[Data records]

────────────────────

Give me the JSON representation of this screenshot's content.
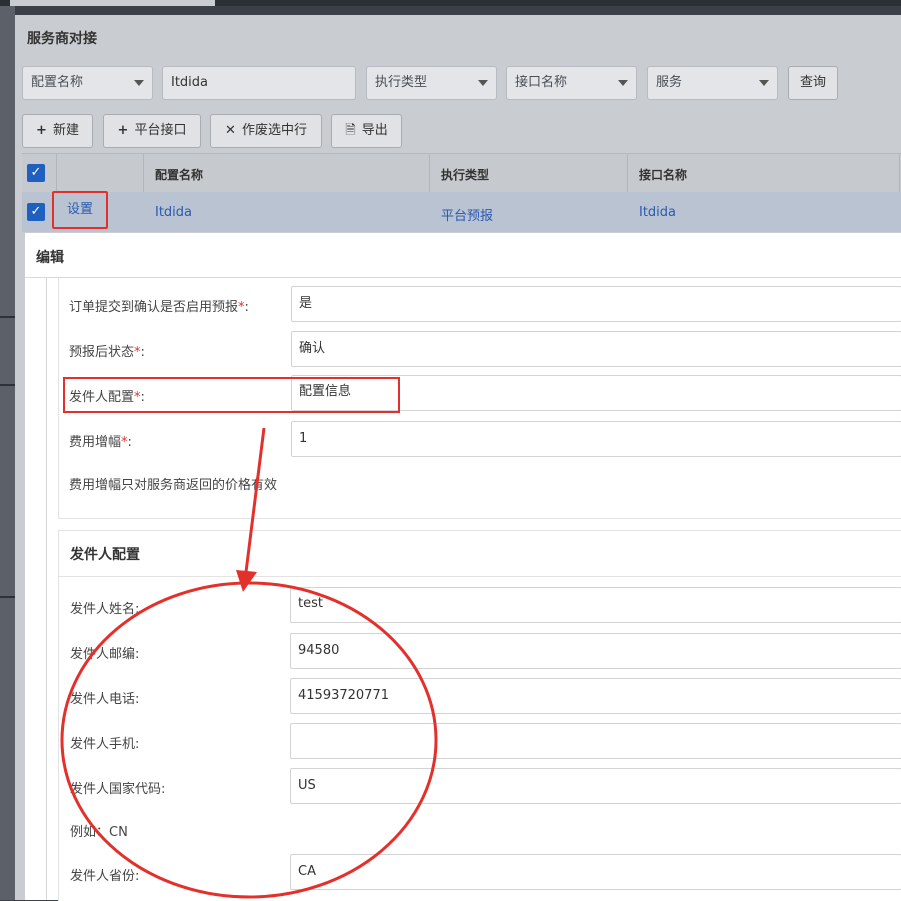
{
  "panel_title": "服务商对接",
  "filters": {
    "config_name_select": "配置名称",
    "name_input_value": "Itdida",
    "exec_type_select": "执行类型",
    "interface_name_select": "接口名称",
    "service_select": "服务",
    "query_button": "查询"
  },
  "toolbar": {
    "new_button": "新建",
    "platform_interface_button": "平台接口",
    "void_selected_button": "作废选中行",
    "export_button": "导出"
  },
  "table": {
    "headers": [
      "配置名称",
      "执行类型",
      "接口名称"
    ],
    "row": {
      "action": "设置",
      "config_name": "Itdida",
      "exec_type": "平台预报",
      "interface_name": "Itdida"
    }
  },
  "modal": {
    "title": "编辑",
    "fields": [
      {
        "label": "订单提交到确认是否启用预报",
        "required": true,
        "value": "是"
      },
      {
        "label": "预报后状态",
        "required": true,
        "value": "确认"
      },
      {
        "label": "发件人配置",
        "required": true,
        "value": "配置信息"
      },
      {
        "label": "费用增幅",
        "required": true,
        "value": "1"
      }
    ],
    "fee_hint": "费用增幅只对服务商返回的价格有效",
    "sender_section": {
      "title": "发件人配置",
      "fields": [
        {
          "label": "发件人姓名",
          "value": "test"
        },
        {
          "label": "发件人邮编",
          "value": "94580"
        },
        {
          "label": "发件人电话",
          "value": "41593720771"
        },
        {
          "label": "发件人手机",
          "value": ""
        },
        {
          "label": "发件人国家代码",
          "value": "US"
        },
        {
          "label": "发件人省份",
          "value": "CA"
        }
      ],
      "country_hint": "例如：CN"
    }
  },
  "colors": {
    "annotation_red": "#e4302b",
    "link_blue": "#2a5ab0",
    "checkbox_blue": "#1f5fbf"
  }
}
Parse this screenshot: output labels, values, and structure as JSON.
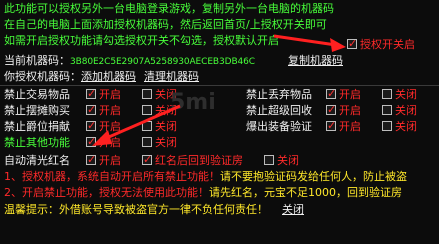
{
  "info": {
    "line1": "此功能可以授权另外一台电脑登录游戏，复制另外一台电脑的机器码",
    "line2": "在自己的电脑上面添加授权机器码，然后返回首页/上授权开关即可",
    "line3": "如需开启授权功能请勾选授权开关不勾选，授权默认开启",
    "auth_switch_label": "授权开关启"
  },
  "machine": {
    "current_label": "当前机器码：",
    "current_value": "3B80E2C5E2907A5258930AECEB3DB46C",
    "copy_link": "复制机器码",
    "your_label": "你授权机器码：",
    "add_link": "添加机器码",
    "clear_link": "清理机器码"
  },
  "options": [
    {
      "label": "禁止交易物品",
      "on": "开启",
      "off": "关闭",
      "on_checked": true,
      "off_checked": false
    },
    {
      "label": "禁止摆摊购买",
      "on": "开启",
      "off": "关闭",
      "on_checked": true,
      "off_checked": false
    },
    {
      "label": "禁止爵位捐献",
      "on": "开启",
      "off": "关闭",
      "on_checked": true,
      "off_checked": false
    },
    {
      "label": "禁止其他功能",
      "on": "开启",
      "off": "关闭",
      "on_checked": true,
      "off_checked": false
    },
    {
      "label": "禁止丢弃物品",
      "on": "开启",
      "off": "关闭",
      "on_checked": true,
      "off_checked": false
    },
    {
      "label": "禁止超级回收",
      "on": "开启",
      "off": "关闭",
      "on_checked": true,
      "off_checked": false
    },
    {
      "label": "爆出装备验证",
      "on": "开启",
      "off": "关闭",
      "on_checked": true,
      "off_checked": false
    }
  ],
  "auto_clear": {
    "label": "自动清光红名",
    "on": "开启",
    "redname_label": "红名后回到验证房",
    "off": "关闭"
  },
  "notes": {
    "n1_a": "1、授权机器，系统自动开启所有禁止功能！",
    "n1_b": "请不要抱验证码发给任何人，防止被盗",
    "n2_a": "2、开启禁止功能，授权无法使用此功能！",
    "n2_b": "请先红名，元宝不足1000，回到验证房",
    "warn_a": "温馨提示：外借账号导致被盗官方一律不负任何责任！",
    "close": "关闭"
  },
  "colors": {
    "green": "#48ff3a",
    "yellow": "#ffe82a",
    "red": "#ff2a2a",
    "bg": "#0c0c0c"
  }
}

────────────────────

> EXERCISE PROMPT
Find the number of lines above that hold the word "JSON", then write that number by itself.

> PROBLEM SOLUTION
2